Perhaps even more notably, the provider claims to be profitable excluding interest, taxes, depreciation, and amortization, which is something of a rarity among the tech firms that have filed to go public in recent quarters.
The file-sharing company Dropbox has confidentially filed for an initial public offering, according to Bloomberg. These investors are set for big pay-out should the public flotation of Dropbox go through.
In July 2017, Dropbox featured as No. 2 on the Forbes Cloud 100 list of top private cloud companies. Goldman Sachs and JPMorgan Chase & Co are said to be leading this potential listing.
Dropbox is in talks with other banks to fill additional roles on the IPO and is aiming to be listed in the first half of 2018, the Bloomberg report said.
Dropbox was not immediately available for comment.
Earlier this month the Swedish streaming music service Spotify also reported to be making a "confidential" or "secret" IPO.
If the San Francisco-based online file-storage company- last valued by private-market investors at about $10 billion - follows through on going public, it will become one of the highest-profile technology companies of late to seek a stock-market listing.
Dropbox claims 500 million people are on its software service that allows consumer and enterprise users to store and share files with one another. According to CEO Dennis Woodside, the company has spent hundreds of millions of dollars to build data centres, allowing it to cut costs while improving file transfer speeds. Goldman Sachs advised the company on earlier funding rounds and extended the company credit, while JPMorgan led a $600 million (roughly Rs. 3,800 crores) credit line to Dropbox previous year, the people said.

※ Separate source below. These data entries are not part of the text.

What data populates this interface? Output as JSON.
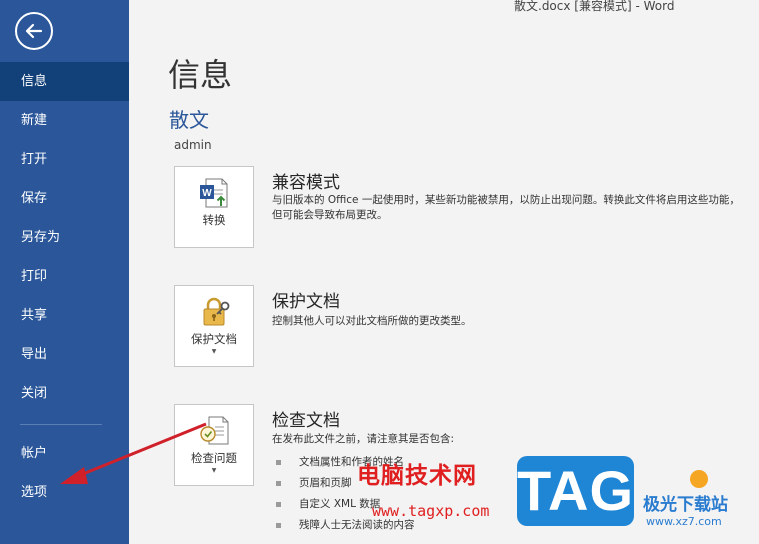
{
  "window": {
    "title": "散文.docx [兼容模式] - Word"
  },
  "sidebar": {
    "items": [
      {
        "label": "信息",
        "active": true
      },
      {
        "label": "新建"
      },
      {
        "label": "打开"
      },
      {
        "label": "保存"
      },
      {
        "label": "另存为"
      },
      {
        "label": "打印"
      },
      {
        "label": "共享"
      },
      {
        "label": "导出"
      },
      {
        "label": "关闭"
      }
    ],
    "lower_items": [
      {
        "label": "帐户"
      },
      {
        "label": "选项"
      }
    ],
    "back_icon": "back-arrow-icon",
    "color": "#2b579a",
    "active_color": "#124078"
  },
  "main": {
    "page_title": "信息",
    "doc_name": "散文",
    "author": "admin",
    "sections": [
      {
        "button_label": "转换",
        "icon": "word-convert-icon",
        "title": "兼容模式",
        "description": "与旧版本的 Office 一起使用时，某些新功能被禁用，以防止出现问题。转换此文件将启用这些功能，但可能会导致布局更改。"
      },
      {
        "button_label": "保护文档",
        "icon": "lock-key-icon",
        "title": "保护文档",
        "description": "控制其他人可以对此文档所做的更改类型。"
      },
      {
        "button_label": "检查问题",
        "icon": "inspect-document-icon",
        "title": "检查文档",
        "description": "在发布此文件之前，请注意其是否包含:",
        "bullets": [
          "文档属性和作者的姓名",
          "页眉和页脚",
          "自定义 XML 数据",
          "残障人士无法阅读的内容"
        ]
      }
    ]
  },
  "overlay": {
    "watermark_cn": "电脑技术网",
    "watermark_url": "www.tagxp.com",
    "watermark_tag": "TAG",
    "watermark_site": "极光下载站",
    "watermark_site_url": "www.xz7.com",
    "arrow_color": "#d0202a"
  }
}
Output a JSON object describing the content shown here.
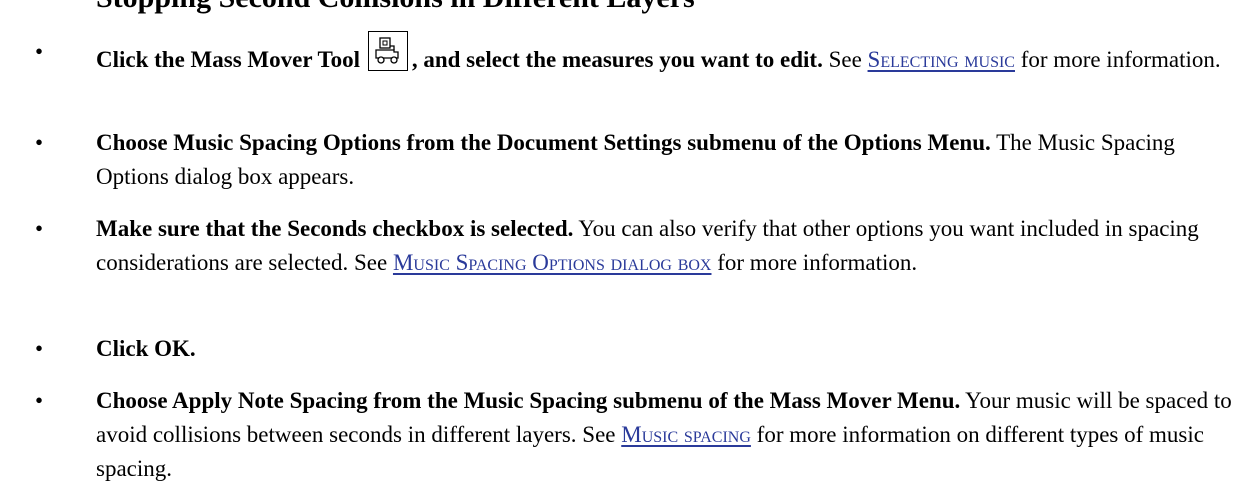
{
  "heading": "Stopping Second Collisions in Different Layers",
  "colors": {
    "link": "#2a3a9a",
    "text": "#000000"
  },
  "steps": [
    {
      "lead_a": "Click the Mass Mover Tool",
      "icon": "mass-mover-tool-icon",
      "lead_b": ", and select the measures you want to edit.",
      "text_a": " See ",
      "link": "Selecting music",
      "text_b": " for more information."
    },
    {
      "lead": "Choose Music Spacing Options from the Document Settings submenu of the Options Menu.",
      "text": " The Music Spacing Options dialog box appears."
    },
    {
      "lead": "Make sure that the Seconds checkbox is selected.",
      "text_a": " You can also verify that other options you want included in spacing considerations are selected. See ",
      "link": "Music Spacing Options dialog box",
      "text_b": " for more information."
    },
    {
      "lead": "Click OK."
    },
    {
      "lead": "Choose Apply Note Spacing from the Music Spacing submenu of the Mass Mover Menu.",
      "text_a": " Your music will be spaced to avoid collisions between seconds in different layers. See ",
      "link": "Music spacing",
      "text_b": " for more information on different types of music spacing."
    }
  ]
}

Goldman Sachs had been helping the company prepare IPO documents.